*** Opening Information supplied ***

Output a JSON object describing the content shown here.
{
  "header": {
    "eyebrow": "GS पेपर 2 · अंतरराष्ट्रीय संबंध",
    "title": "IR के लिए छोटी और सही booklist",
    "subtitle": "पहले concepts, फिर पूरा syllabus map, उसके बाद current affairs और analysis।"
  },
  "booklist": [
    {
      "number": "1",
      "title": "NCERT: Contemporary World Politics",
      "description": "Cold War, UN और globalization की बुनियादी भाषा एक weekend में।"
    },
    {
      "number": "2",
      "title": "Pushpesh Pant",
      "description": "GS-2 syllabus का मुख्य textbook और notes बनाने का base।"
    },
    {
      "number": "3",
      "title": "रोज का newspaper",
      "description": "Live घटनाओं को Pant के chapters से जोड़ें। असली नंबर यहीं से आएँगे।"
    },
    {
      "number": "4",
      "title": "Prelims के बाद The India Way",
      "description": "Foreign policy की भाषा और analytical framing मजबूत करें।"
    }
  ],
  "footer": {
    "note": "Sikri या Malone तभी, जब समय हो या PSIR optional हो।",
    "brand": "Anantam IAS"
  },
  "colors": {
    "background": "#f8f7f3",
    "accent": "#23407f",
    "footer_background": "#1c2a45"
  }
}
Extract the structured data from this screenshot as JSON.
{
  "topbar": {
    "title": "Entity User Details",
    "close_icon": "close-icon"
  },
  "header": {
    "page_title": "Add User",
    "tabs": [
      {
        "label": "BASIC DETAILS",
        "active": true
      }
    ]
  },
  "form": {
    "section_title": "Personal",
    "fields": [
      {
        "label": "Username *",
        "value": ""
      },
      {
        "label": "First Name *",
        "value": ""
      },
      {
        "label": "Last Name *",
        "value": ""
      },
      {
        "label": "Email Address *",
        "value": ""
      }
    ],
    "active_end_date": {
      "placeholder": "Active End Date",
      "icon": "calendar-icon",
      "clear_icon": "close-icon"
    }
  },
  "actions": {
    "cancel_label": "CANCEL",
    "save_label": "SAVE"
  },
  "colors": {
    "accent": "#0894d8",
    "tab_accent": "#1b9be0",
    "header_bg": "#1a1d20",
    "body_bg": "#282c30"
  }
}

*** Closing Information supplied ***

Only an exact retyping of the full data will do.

Output a JSON object describing the content shown here.
{
  "header": {
    "eyebrow": "GS पेपर 2 · अंतरराष्ट्रीय संबंध",
    "title": "IR के लिए छोटी और सही booklist",
    "subtitle": "पहले concepts, फिर पूरा syllabus map, उसके बाद current affairs और analysis।"
  },
  "booklist": [
    {
      "number": "1",
      "title": "NCERT: Contemporary World Politics",
      "description": "Cold War, UN और globalization की बुनियादी भाषा एक weekend में।"
    },
    {
      "number": "2",
      "title": "Pushpesh Pant",
      "description": "GS-2 syllabus का मुख्य textbook और notes बनाने का base।"
    },
    {
      "number": "3",
      "title": "रोज का newspaper",
      "description": "Live घटनाओं को Pant के chapters से जोड़ें। असली नंबर यहीं से आएँगे।"
    },
    {
      "number": "4",
      "title": "Prelims के बाद The India Way",
      "description": "Foreign policy की भाषा और analytical framing मजबूत करें।"
    }
  ],
  "footer": {
    "note": "Sikri या Malone तभी, जब समय हो या PSIR optional हो।",
    "brand": "Anantam IAS"
  },
  "colors": {
    "background": "#f8f7f3",
    "accent": "#23407f",
    "footer_background": "#1c2a45"
  }
}
Extract the structured data from this screenshot as JSON.
{
  "topbar": {
    "title": "Entity User Details",
    "close_icon": "close-icon"
  },
  "header": {
    "page_title": "Add User",
    "tabs": [
      {
        "label": "BASIC DETAILS",
        "active": true
      }
    ]
  },
  "form": {
    "section_title": "Personal",
    "fields": [
      {
        "label": "Username *",
        "value": ""
      },
      {
        "label": "First Name *",
        "value": ""
      },
      {
        "label": "Last Name *",
        "value": ""
      },
      {
        "label": "Email Address *",
        "value": ""
      }
    ],
    "active_end_date": {
      "placeholder": "Active End Date",
      "icon": "calendar-icon",
      "clear_icon": "close-icon"
    }
  },
  "actions": {
    "cancel_label": "CANCEL",
    "save_label": "SAVE"
  },
  "colors": {
    "accent": "#0894d8",
    "tab_accent": "#1b9be0",
    "header_bg": "#1a1d20",
    "body_bg": "#282c30"
  }
}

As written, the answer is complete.